Over the weekend, we found an interesting article about Easter and its connection to (you guessed it!) water, which led us to even more Easter traditions involving water.
According to a 2010 Bangor Daily News story, some Fort Kent, Maine, residents, get up before dawn to collect “l’eau de Paques,” or “Easter water.” The article states that it’s a Catholic tradition brought over from France, and is based on “the purity, healing and restorative powers of any water collected from any moving brook, stream or river in the hours leading up to sunrise on Easter.”
The story cites the director of the Acadian Archives at the University of Maine at Fort Kent, who says “Because of Jesus’ Resurrection, this is considered to be holy water with the power to cure.” The water is then stored and brought out to cure or ward off any number of ailments.

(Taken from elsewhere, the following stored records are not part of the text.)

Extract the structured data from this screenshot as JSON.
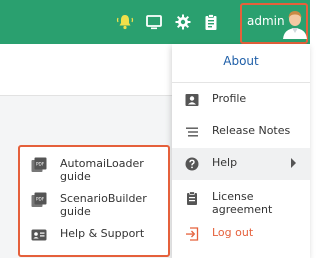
{
  "header": {
    "username": "admin",
    "icons": [
      "bell-icon",
      "monitor-icon",
      "gear-icon",
      "clipboard-icon"
    ],
    "accent_color": "#2aa06f"
  },
  "user_menu": {
    "title": "About",
    "items": [
      {
        "label": "Profile",
        "icon": "id-card-icon"
      },
      {
        "label": "Release Notes",
        "icon": "list-icon"
      },
      {
        "label": "Help",
        "icon": "question-circle-icon",
        "has_submenu": true
      },
      {
        "label": "License agreement",
        "icon": "clipboard-icon"
      },
      {
        "label": "Log out",
        "icon": "logout-icon",
        "color": "#e5603b"
      }
    ]
  },
  "help_submenu": {
    "items": [
      {
        "label": "AutomaiLoader guide",
        "icon": "pdf-icon"
      },
      {
        "label": "ScenarioBuilder guide",
        "icon": "pdf-icon"
      },
      {
        "label": "Help & Support",
        "icon": "contact-card-icon"
      }
    ]
  },
  "highlight_color": "#e5603b"
}
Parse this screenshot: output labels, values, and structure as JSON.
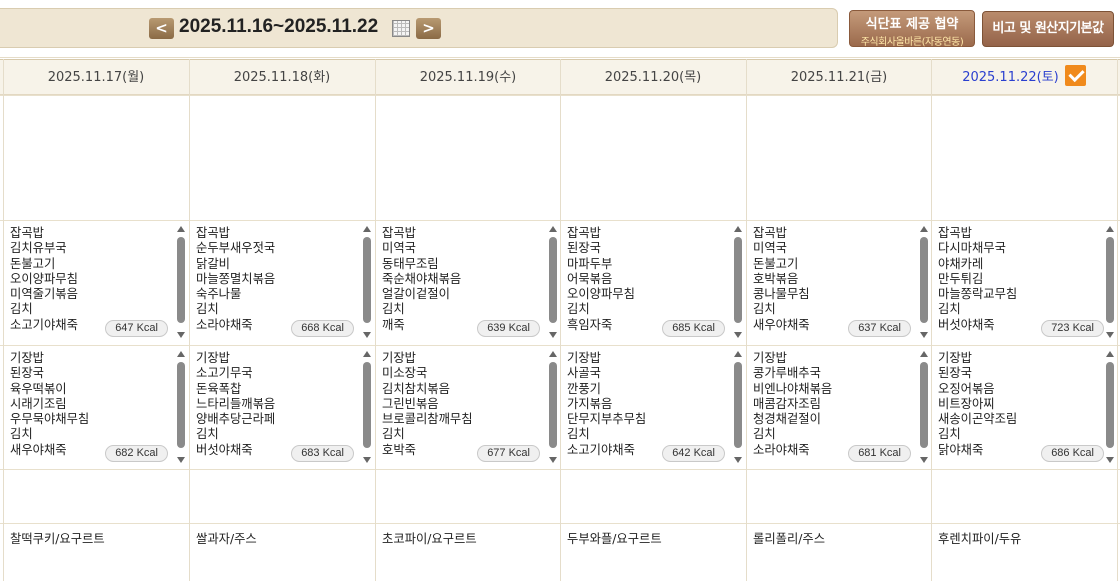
{
  "nav": {
    "prev_glyph": "<",
    "next_glyph": ">",
    "range": "2025.11.16~2025.11.22",
    "calendar_icon": "calendar-icon"
  },
  "buttons": {
    "contract_title": "식단표 제공 협약",
    "contract_sub": "주식회사올바른(자동연동)",
    "notes": "비고 및 원산지기본값"
  },
  "colors": {
    "accent_check": "#f08a1c",
    "saturday": "#2a3fcf",
    "bar_bg": "#efe6d3"
  },
  "days": [
    {
      "date": "2025.11.17(월)",
      "lunch": [
        "잡곡밥",
        "김치유부국",
        "돈불고기",
        "오이양파무침",
        "미역줄기볶음",
        "김치",
        "소고기야채죽"
      ],
      "lunch_kcal": "647 Kcal",
      "dinner": [
        "기장밥",
        "된장국",
        "육우떡볶이",
        "시래기조림",
        "우무묵야채무침",
        "김치",
        "새우야채죽"
      ],
      "dinner_kcal": "682 Kcal",
      "snack": "찰떡쿠키/요구르트"
    },
    {
      "date": "2025.11.18(화)",
      "lunch": [
        "잡곡밥",
        "순두부새우젓국",
        "닭갈비",
        "마늘쫑멸치볶음",
        "숙주나물",
        "김치",
        "소라야채죽"
      ],
      "lunch_kcal": "668 Kcal",
      "dinner": [
        "기장밥",
        "소고기무국",
        "돈육폭찹",
        "느타리들깨볶음",
        "양배추당근라페",
        "김치",
        "버섯야채죽"
      ],
      "dinner_kcal": "683 Kcal",
      "snack": "쌀과자/주스"
    },
    {
      "date": "2025.11.19(수)",
      "lunch": [
        "잡곡밥",
        "미역국",
        "동태무조림",
        "죽순채야채볶음",
        "얼갈이겉절이",
        "김치",
        "깨죽"
      ],
      "lunch_kcal": "639 Kcal",
      "dinner": [
        "기장밥",
        "미소장국",
        "김치참치볶음",
        "그린빈볶음",
        "브로콜리참깨무침",
        "김치",
        "호박죽"
      ],
      "dinner_kcal": "677 Kcal",
      "snack": "초코파이/요구르트"
    },
    {
      "date": "2025.11.20(목)",
      "lunch": [
        "잡곡밥",
        "된장국",
        "마파두부",
        "어묵볶음",
        "오이양파무침",
        "김치",
        "흑임자죽"
      ],
      "lunch_kcal": "685 Kcal",
      "dinner": [
        "기장밥",
        "사골국",
        "깐풍기",
        "가지볶음",
        "단무지부추무침",
        "김치",
        "소고기야채죽"
      ],
      "dinner_kcal": "642 Kcal",
      "snack": "두부와플/요구르트"
    },
    {
      "date": "2025.11.21(금)",
      "lunch": [
        "잡곡밥",
        "미역국",
        "돈불고기",
        "호박볶음",
        "콩나물무침",
        "김치",
        "새우야채죽"
      ],
      "lunch_kcal": "637 Kcal",
      "dinner": [
        "기장밥",
        "콩가루배추국",
        "비엔나야채볶음",
        "매콤감자조림",
        "청경채겉절이",
        "김치",
        "소라야채죽"
      ],
      "dinner_kcal": "681 Kcal",
      "snack": "롤리폴리/주스"
    },
    {
      "date": "2025.11.22(토)",
      "lunch": [
        "잡곡밥",
        "다시마채무국",
        "야채카레",
        "만두튀김",
        "마늘쫑락교무침",
        "김치",
        "버섯야채죽"
      ],
      "lunch_kcal": "723 Kcal",
      "dinner": [
        "기장밥",
        "된장국",
        "오징어볶음",
        "비트장아찌",
        "새송이곤약조림",
        "김치",
        "닭야채죽"
      ],
      "dinner_kcal": "686 Kcal",
      "snack": "후렌치파이/두유"
    }
  ]
}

There’s also a German tradition, which we found on the blog “A German Girl in America,” about Osterwasser that’s similar: “In some parts of Pomerania, Germany,” the blog reads, “it was customary for a young un-married girl to go to the local stream and gather water on Easter morning. She must not talk to any one on the way there or the way back.”
Like the French tradition, Osterwasser had to be collected before sunrise. The collected water was “supposed to bestow beauty and virtue … If a girl was able to sprinkle her lover with Easter water, there would be a wedding soon.”

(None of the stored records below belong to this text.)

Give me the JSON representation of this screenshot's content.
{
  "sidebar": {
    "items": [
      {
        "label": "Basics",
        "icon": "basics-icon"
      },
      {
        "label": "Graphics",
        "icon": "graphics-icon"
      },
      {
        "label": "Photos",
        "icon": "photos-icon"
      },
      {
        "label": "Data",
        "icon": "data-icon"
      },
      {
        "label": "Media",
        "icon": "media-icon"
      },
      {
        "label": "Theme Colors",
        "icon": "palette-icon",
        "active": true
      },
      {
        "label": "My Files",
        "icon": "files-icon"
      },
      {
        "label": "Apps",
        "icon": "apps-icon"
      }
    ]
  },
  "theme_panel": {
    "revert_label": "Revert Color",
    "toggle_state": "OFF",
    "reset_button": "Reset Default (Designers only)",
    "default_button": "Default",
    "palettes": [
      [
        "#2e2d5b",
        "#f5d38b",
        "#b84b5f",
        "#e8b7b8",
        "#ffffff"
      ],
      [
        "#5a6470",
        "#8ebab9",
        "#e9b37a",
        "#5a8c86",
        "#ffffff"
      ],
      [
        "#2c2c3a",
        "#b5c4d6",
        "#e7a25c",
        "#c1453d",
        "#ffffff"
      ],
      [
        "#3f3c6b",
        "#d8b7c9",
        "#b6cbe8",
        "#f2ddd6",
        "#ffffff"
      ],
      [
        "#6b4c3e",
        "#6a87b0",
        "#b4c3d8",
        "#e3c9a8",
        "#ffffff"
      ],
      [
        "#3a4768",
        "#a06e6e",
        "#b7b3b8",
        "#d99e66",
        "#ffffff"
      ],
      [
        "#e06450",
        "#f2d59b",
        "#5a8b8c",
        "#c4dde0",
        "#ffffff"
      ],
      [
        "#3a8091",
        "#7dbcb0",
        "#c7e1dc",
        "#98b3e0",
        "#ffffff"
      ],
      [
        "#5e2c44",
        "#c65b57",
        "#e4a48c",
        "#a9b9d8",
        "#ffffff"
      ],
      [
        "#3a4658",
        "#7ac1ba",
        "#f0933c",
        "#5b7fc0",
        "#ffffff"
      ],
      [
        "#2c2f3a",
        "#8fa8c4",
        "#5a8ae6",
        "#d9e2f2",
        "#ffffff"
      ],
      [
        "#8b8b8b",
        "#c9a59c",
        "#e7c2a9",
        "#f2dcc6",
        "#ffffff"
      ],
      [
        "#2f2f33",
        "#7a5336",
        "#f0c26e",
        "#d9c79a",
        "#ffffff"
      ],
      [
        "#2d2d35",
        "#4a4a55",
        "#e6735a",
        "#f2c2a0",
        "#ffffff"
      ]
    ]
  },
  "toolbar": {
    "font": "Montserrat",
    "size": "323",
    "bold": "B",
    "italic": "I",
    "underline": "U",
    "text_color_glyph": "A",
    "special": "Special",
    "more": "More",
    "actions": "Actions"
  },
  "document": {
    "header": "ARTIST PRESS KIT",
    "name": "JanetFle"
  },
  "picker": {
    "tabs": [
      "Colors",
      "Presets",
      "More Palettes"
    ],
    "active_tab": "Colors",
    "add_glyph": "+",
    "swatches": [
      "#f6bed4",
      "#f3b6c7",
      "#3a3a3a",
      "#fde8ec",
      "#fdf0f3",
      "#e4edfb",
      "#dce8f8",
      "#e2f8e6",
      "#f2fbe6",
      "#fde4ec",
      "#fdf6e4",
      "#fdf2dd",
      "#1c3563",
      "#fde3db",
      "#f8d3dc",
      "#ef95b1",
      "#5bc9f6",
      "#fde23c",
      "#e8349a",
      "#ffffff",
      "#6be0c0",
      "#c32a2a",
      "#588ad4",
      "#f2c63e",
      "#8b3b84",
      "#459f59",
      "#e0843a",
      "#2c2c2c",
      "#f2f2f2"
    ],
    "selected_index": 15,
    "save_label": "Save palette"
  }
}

The water was also used to protect against “skin and eye ailments … One had to scoop the water from a pure, flowing brook in the earliest Easter Sunday hours before sunrise … Whoever washed himself on Easter Day with such water remained protected from skin and eye ailments.” It was also given to farm animals to keep them healthy.
In Slovakia, says the tourism website Welcome To Bratislava, there’s a tradition in which young single men visit the homes of young single women on Easter Monday and douse them with water — sometimes by the bucketful. It’s “believed to bring health and beauty to the females” — and in return, the men are rewarded with “painted eggs, sweets, money and are invited to dine with the girl’s family.”
There’s a similar Polish tradition, according to Woman’s Day. It’s called Smingus-Dyngus, and also takes place on Easter Monday. “Boys try to drench other people with buckets of water, squirt guns or anything they can get their hands on. Legend says girls who get soaked will marry within the year.”
The many different ways that water is associated with holiday traditions around the world underscores the universal importance water plays in our lives. All things considered, though, it’s probably safer to stick with hiding the Easter eggs than the last two ideas — dousing someone with a bucket of water is a sure way to ensure the Easter Bunny skips your house next year!